Quesos de altura para Mugaritz

The Mugaritz team paid a visit to spend a day with him. Observing the landscape around the hut and watching Jon work with his flock of Latxa sheep is the best way to comprehend the reasons why his cheese is so rich in flavour and texture. We brought him a basket of food and supplies since we know he will not come down off the mountain for another month.

Jon is 37 years old and he knows that in order to make the best product, he must sacrifice much of his time taking the sheep to graze on the best grass only found on the higher plains of the mountains. It can be said to be the best because the diversity of aromas from the wild herbs found near the peaks are condensed in the milk and, subsequently, in the cheese he makes.

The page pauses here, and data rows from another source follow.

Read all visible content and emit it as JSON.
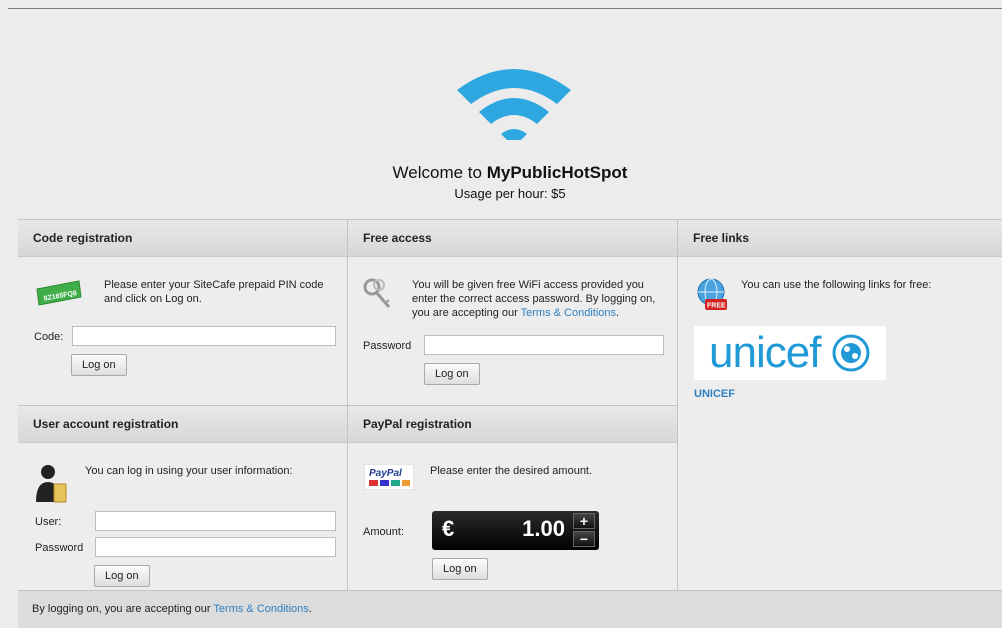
{
  "header": {
    "welcome_prefix": "Welcome to ",
    "brand": "MyPublicHotSpot",
    "usage": "Usage per hour: $5",
    "wifi_icon": "wifi-icon",
    "wifi_color": "#2ea6e0"
  },
  "code_registration": {
    "title": "Code registration",
    "icon": "pin-ticket-icon",
    "ticket_text": "8Z165FQ8",
    "description": "Please enter your SiteCafe prepaid PIN code and click on Log on.",
    "code_label": "Code:",
    "code_value": "",
    "button": "Log on"
  },
  "free_access": {
    "title": "Free access",
    "icon": "keys-icon",
    "description_prefix": "You will be given free WiFi access provided you enter the correct access password. By logging on, you are accepting our ",
    "terms_link": "Terms & Conditions",
    "description_suffix": ".",
    "password_label": "Password",
    "password_value": "",
    "button": "Log on"
  },
  "free_links": {
    "title": "Free links",
    "icon": "free-globe-icon",
    "free_badge": "FREE",
    "description": "You can use the following links for free:",
    "logo_text": "unicef",
    "link": "UNICEF"
  },
  "user_account": {
    "title": "User account registration",
    "icon": "user-icon",
    "description": "You can log in using your user information:",
    "user_label": "User:",
    "user_value": "",
    "password_label": "Password",
    "password_value": "",
    "button": "Log on"
  },
  "paypal": {
    "title": "PayPal registration",
    "icon": "paypal-icon",
    "paypal_text": "PayPal",
    "description": "Please enter the desired amount.",
    "amount_label": "Amount:",
    "currency": "€",
    "amount": "1.00",
    "plus": "+",
    "minus": "−",
    "button": "Log on"
  },
  "footer": {
    "prefix": "By logging on, you are accepting our ",
    "terms_link": "Terms & Conditions",
    "suffix": "."
  }
}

The Aralar mountain range is a territory shared by the regions of Gipuzkoa and Navarra. At a height of 1,200 m the grass flourishes in this natural ecosystem where shepherds have carved out a living for centuries. There are more than 70 individual huts where shepherds make cheese. Every single one of these cheese-makers has his idiosyncratic style and methods. For Jon the protocol is strict: a flock of 160 sheep milked twice a day by hand. After letting the milk sit for a few hours, a batch of new cheese is made. The cheese is then aged for 6 to 18 months. The result is sublime!

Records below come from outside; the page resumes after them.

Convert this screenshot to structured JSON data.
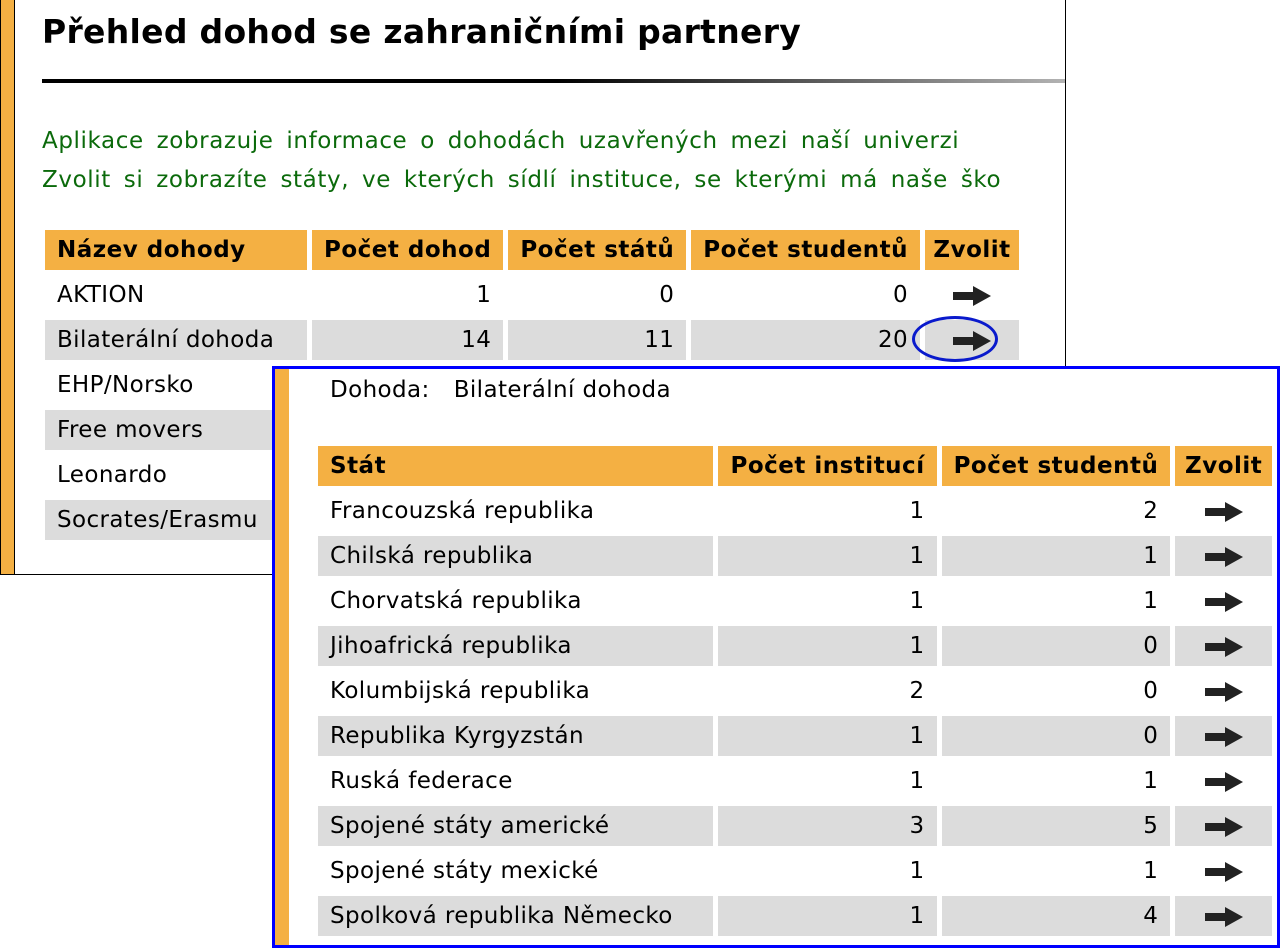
{
  "page": {
    "title": "Přehled dohod se zahraničními partnery",
    "intro_lines": [
      "Aplikace zobrazuje informace o dohodách uzavřených mezi naší univerzi",
      "Zvolit si zobrazíte státy, ve kterých sídlí instituce, se kterými má naše ško"
    ]
  },
  "agreements_table": {
    "headers": [
      "Název dohody",
      "Počet dohod",
      "Počet států",
      "Počet studentů",
      "Zvolit"
    ],
    "rows": [
      {
        "name": "AKTION",
        "dohody": "1",
        "staty": "0",
        "studenti": "0",
        "select_icon": "arrow-right-icon"
      },
      {
        "name": "Bilaterální dohoda",
        "dohody": "14",
        "staty": "11",
        "studenti": "20",
        "select_icon": "arrow-right-icon",
        "highlighted": true
      },
      {
        "name": "EHP/Norsko"
      },
      {
        "name": "Free movers"
      },
      {
        "name": "Leonardo"
      },
      {
        "name": "Socrates/Erasmu"
      }
    ]
  },
  "detail": {
    "dohoda_label": "Dohoda:",
    "dohoda_value": "Bilaterální dohoda",
    "headers": [
      "Stát",
      "Počet institucí",
      "Počet studentů",
      "Zvolit"
    ],
    "rows": [
      {
        "stat": "Francouzská republika",
        "instituce": "1",
        "studenti": "2"
      },
      {
        "stat": "Chilská republika",
        "instituce": "1",
        "studenti": "1"
      },
      {
        "stat": "Chorvatská republika",
        "instituce": "1",
        "studenti": "1"
      },
      {
        "stat": "Jihoafrická republika",
        "instituce": "1",
        "studenti": "0"
      },
      {
        "stat": "Kolumbijská republika",
        "instituce": "2",
        "studenti": "0"
      },
      {
        "stat": "Republika Kyrgyzstán",
        "instituce": "1",
        "studenti": "0"
      },
      {
        "stat": "Ruská federace",
        "instituce": "1",
        "studenti": "1"
      },
      {
        "stat": "Spojené státy americké",
        "instituce": "3",
        "studenti": "5"
      },
      {
        "stat": "Spojené státy mexické",
        "instituce": "1",
        "studenti": "1"
      },
      {
        "stat": "Spolková republika Německo",
        "instituce": "1",
        "studenti": "4"
      }
    ]
  },
  "colors": {
    "accent_orange": "#f4b043",
    "intro_green": "#0b6a0b",
    "overlay_border_blue": "#0000ff",
    "alt_row_gray": "#dcdcdc"
  }
}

The only problem when dealing with Jon, is that his own high standards exceed even our own. It has been more than 3 months since Jon has sold us any cheese. “It is not my best work”, he insists. We can’t wait to sample what he deems to be truly exceptional.